What you are asked to do> Set down the entries exactly. No line may differ from its source.

Items from a data source:

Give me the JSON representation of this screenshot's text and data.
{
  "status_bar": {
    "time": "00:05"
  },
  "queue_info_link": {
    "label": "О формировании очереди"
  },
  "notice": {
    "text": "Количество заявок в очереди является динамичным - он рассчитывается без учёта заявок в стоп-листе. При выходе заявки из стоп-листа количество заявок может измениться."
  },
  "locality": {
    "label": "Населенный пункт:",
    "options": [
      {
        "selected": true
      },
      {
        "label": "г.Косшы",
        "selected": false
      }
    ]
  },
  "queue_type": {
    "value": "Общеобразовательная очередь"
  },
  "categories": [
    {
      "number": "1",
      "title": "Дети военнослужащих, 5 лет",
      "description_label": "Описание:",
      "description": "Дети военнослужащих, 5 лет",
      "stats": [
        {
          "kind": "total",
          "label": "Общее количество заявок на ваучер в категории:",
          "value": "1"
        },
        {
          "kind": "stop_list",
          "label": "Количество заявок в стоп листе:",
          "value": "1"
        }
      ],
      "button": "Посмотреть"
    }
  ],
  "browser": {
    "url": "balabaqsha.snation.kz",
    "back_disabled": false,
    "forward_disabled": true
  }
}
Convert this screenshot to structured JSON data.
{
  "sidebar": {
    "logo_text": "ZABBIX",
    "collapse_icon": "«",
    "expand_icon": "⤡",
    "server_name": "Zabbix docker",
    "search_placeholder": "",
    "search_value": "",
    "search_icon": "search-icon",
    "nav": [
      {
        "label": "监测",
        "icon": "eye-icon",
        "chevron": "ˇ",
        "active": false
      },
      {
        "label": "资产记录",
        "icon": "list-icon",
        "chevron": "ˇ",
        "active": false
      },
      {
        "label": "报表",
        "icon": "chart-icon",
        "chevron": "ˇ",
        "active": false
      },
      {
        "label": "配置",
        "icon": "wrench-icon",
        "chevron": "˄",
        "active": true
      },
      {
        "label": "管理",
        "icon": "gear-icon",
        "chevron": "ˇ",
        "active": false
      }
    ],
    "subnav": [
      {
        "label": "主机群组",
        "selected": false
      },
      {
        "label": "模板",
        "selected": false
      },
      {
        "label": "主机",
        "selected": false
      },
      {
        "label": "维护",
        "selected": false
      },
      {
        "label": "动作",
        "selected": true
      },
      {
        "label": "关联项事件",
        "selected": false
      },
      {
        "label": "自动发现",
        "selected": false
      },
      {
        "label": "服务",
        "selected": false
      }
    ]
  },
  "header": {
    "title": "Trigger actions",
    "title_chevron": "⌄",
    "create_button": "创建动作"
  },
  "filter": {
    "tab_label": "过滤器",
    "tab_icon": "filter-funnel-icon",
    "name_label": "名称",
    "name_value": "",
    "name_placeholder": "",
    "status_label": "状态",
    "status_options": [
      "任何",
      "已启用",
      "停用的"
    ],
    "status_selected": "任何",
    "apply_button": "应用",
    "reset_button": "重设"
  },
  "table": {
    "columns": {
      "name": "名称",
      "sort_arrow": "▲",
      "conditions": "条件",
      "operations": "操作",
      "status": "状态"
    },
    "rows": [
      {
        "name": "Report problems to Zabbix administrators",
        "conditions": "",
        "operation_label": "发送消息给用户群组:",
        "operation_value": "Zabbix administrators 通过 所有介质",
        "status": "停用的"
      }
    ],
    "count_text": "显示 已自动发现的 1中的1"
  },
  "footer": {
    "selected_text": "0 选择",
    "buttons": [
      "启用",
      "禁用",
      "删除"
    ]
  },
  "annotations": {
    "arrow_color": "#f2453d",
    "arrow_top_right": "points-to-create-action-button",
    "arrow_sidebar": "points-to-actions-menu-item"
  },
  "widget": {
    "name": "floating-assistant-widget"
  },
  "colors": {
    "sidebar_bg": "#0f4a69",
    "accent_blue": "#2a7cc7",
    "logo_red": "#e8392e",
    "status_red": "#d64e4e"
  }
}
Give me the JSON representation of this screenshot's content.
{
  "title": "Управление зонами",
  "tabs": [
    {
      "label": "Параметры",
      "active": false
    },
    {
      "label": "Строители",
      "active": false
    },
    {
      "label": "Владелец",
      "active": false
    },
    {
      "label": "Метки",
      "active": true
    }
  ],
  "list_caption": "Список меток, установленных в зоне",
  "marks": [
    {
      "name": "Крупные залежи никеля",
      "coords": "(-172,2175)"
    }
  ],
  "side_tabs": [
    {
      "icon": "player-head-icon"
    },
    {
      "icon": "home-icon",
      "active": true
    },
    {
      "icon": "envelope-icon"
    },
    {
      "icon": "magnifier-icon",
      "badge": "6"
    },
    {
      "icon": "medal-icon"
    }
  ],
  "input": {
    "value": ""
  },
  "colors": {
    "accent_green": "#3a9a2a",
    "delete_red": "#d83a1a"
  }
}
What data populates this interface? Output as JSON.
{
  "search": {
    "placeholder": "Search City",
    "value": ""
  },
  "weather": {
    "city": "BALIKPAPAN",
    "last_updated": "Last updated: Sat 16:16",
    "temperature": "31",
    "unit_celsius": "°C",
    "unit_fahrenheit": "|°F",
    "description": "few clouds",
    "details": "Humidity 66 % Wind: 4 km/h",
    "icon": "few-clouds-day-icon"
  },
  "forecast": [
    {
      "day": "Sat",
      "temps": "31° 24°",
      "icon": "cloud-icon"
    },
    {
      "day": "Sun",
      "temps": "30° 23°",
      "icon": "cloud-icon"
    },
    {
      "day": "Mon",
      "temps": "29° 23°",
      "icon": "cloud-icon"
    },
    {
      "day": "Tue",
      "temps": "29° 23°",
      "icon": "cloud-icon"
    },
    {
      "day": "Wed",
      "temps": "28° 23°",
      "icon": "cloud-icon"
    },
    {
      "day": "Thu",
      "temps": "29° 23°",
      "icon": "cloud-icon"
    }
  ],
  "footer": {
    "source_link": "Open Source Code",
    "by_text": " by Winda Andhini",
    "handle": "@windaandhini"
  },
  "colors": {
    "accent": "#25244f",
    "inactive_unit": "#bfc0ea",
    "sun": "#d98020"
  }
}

Answer for the task>
Give me the JSON representation of this screenshot's text and data.
{
  "status_bar": {
    "time": "00:05"
  },
  "queue_info_link": {
    "label": "О формировании очереди"
  },
  "notice": {
    "text": "Количество заявок в очереди является динамичным - он рассчитывается без учёта заявок в стоп-листе. При выходе заявки из стоп-листа количество заявок может измениться."
  },
  "locality": {
    "label": "Населенный пункт:",
    "options": [
      {
        "selected": true
      },
      {
        "label": "г.Косшы",
        "selected": false
      }
    ]
  },
  "queue_type": {
    "value": "Общеобразовательная очередь"
  },
  "categories": [
    {
      "number": "1",
      "title": "Дети военнослужащих, 5 лет",
      "description_label": "Описание:",
      "description": "Дети военнослужащих, 5 лет",
      "stats": [
        {
          "kind": "total",
          "label": "Общее количество заявок на ваучер в категории:",
          "value": "1"
        },
        {
          "kind": "stop_list",
          "label": "Количество заявок в стоп листе:",
          "value": "1"
        }
      ],
      "button": "Посмотреть"
    }
  ],
  "browser": {
    "url": "balabaqsha.snation.kz",
    "back_disabled": false,
    "forward_disabled": true
  }
}
Convert this screenshot to structured JSON data.
{
  "sidebar": {
    "logo_text": "ZABBIX",
    "collapse_icon": "«",
    "expand_icon": "⤡",
    "server_name": "Zabbix docker",
    "search_placeholder": "",
    "search_value": "",
    "search_icon": "search-icon",
    "nav": [
      {
        "label": "监测",
        "icon": "eye-icon",
        "chevron": "ˇ",
        "active": false
      },
      {
        "label": "资产记录",
        "icon": "list-icon",
        "chevron": "ˇ",
        "active": false
      },
      {
        "label": "报表",
        "icon": "chart-icon",
        "chevron": "ˇ",
        "active": false
      },
      {
        "label": "配置",
        "icon": "wrench-icon",
        "chevron": "˄",
        "active": true
      },
      {
        "label": "管理",
        "icon": "gear-icon",
        "chevron": "ˇ",
        "active": false
      }
    ],
    "subnav": [
      {
        "label": "主机群组",
        "selected": false
      },
      {
        "label": "模板",
        "selected": false
      },
      {
        "label": "主机",
        "selected": false
      },
      {
        "label": "维护",
        "selected": false
      },
      {
        "label": "动作",
        "selected": true
      },
      {
        "label": "关联项事件",
        "selected": false
      },
      {
        "label": "自动发现",
        "selected": false
      },
      {
        "label": "服务",
        "selected": false
      }
    ]
  },
  "header": {
    "title": "Trigger actions",
    "title_chevron": "⌄",
    "create_button": "创建动作"
  },
  "filter": {
    "tab_label": "过滤器",
    "tab_icon": "filter-funnel-icon",
    "name_label": "名称",
    "name_value": "",
    "name_placeholder": "",
    "status_label": "状态",
    "status_options": [
      "任何",
      "已启用",
      "停用的"
    ],
    "status_selected": "任何",
    "apply_button": "应用",
    "reset_button": "重设"
  },
  "table": {
    "columns": {
      "name": "名称",
      "sort_arrow": "▲",
      "conditions": "条件",
      "operations": "操作",
      "status": "状态"
    },
    "rows": [
      {
        "name": "Report problems to Zabbix administrators",
        "conditions": "",
        "operation_label": "发送消息给用户群组:",
        "operation_value": "Zabbix administrators 通过 所有介质",
        "status": "停用的"
      }
    ],
    "count_text": "显示 已自动发现的 1中的1"
  },
  "footer": {
    "selected_text": "0 选择",
    "buttons": [
      "启用",
      "禁用",
      "删除"
    ]
  },
  "annotations": {
    "arrow_color": "#f2453d",
    "arrow_top_right": "points-to-create-action-button",
    "arrow_sidebar": "points-to-actions-menu-item"
  },
  "widget": {
    "name": "floating-assistant-widget"
  },
  "colors": {
    "sidebar_bg": "#0f4a69",
    "accent_blue": "#2a7cc7",
    "logo_red": "#e8392e",
    "status_red": "#d64e4e"
  }
}
Give me the JSON representation of this screenshot's content.
{
  "title": "Управление зонами",
  "tabs": [
    {
      "label": "Параметры",
      "active": false
    },
    {
      "label": "Строители",
      "active": false
    },
    {
      "label": "Владелец",
      "active": false
    },
    {
      "label": "Метки",
      "active": true
    }
  ],
  "list_caption": "Список меток, установленных в зоне",
  "marks": [
    {
      "name": "Крупные залежи никеля",
      "coords": "(-172,2175)"
    }
  ],
  "side_tabs": [
    {
      "icon": "player-head-icon"
    },
    {
      "icon": "home-icon",
      "active": true
    },
    {
      "icon": "envelope-icon"
    },
    {
      "icon": "magnifier-icon",
      "badge": "6"
    },
    {
      "icon": "medal-icon"
    }
  ],
  "input": {
    "value": ""
  },
  "colors": {
    "accent_green": "#3a9a2a",
    "delete_red": "#d83a1a"
  }
}
What data populates this interface? Output as JSON.
{
  "search": {
    "placeholder": "Search City",
    "value": ""
  },
  "weather": {
    "city": "BALIKPAPAN",
    "last_updated": "Last updated: Sat 16:16",
    "temperature": "31",
    "unit_celsius": "°C",
    "unit_fahrenheit": "|°F",
    "description": "few clouds",
    "details": "Humidity 66 % Wind: 4 km/h",
    "icon": "few-clouds-day-icon"
  },
  "forecast": [
    {
      "day": "Sat",
      "temps": "31° 24°",
      "icon": "cloud-icon"
    },
    {
      "day": "Sun",
      "temps": "30° 23°",
      "icon": "cloud-icon"
    },
    {
      "day": "Mon",
      "temps": "29° 23°",
      "icon": "cloud-icon"
    },
    {
      "day": "Tue",
      "temps": "29° 23°",
      "icon": "cloud-icon"
    },
    {
      "day": "Wed",
      "temps": "28° 23°",
      "icon": "cloud-icon"
    },
    {
      "day": "Thu",
      "temps": "29° 23°",
      "icon": "cloud-icon"
    }
  ],
  "footer": {
    "source_link": "Open Source Code",
    "by_text": " by Winda Andhini",
    "handle": "@windaandhini"
  },
  "colors": {
    "accent": "#25244f",
    "inactive_unit": "#bfc0ea",
    "sun": "#d98020"
  }
}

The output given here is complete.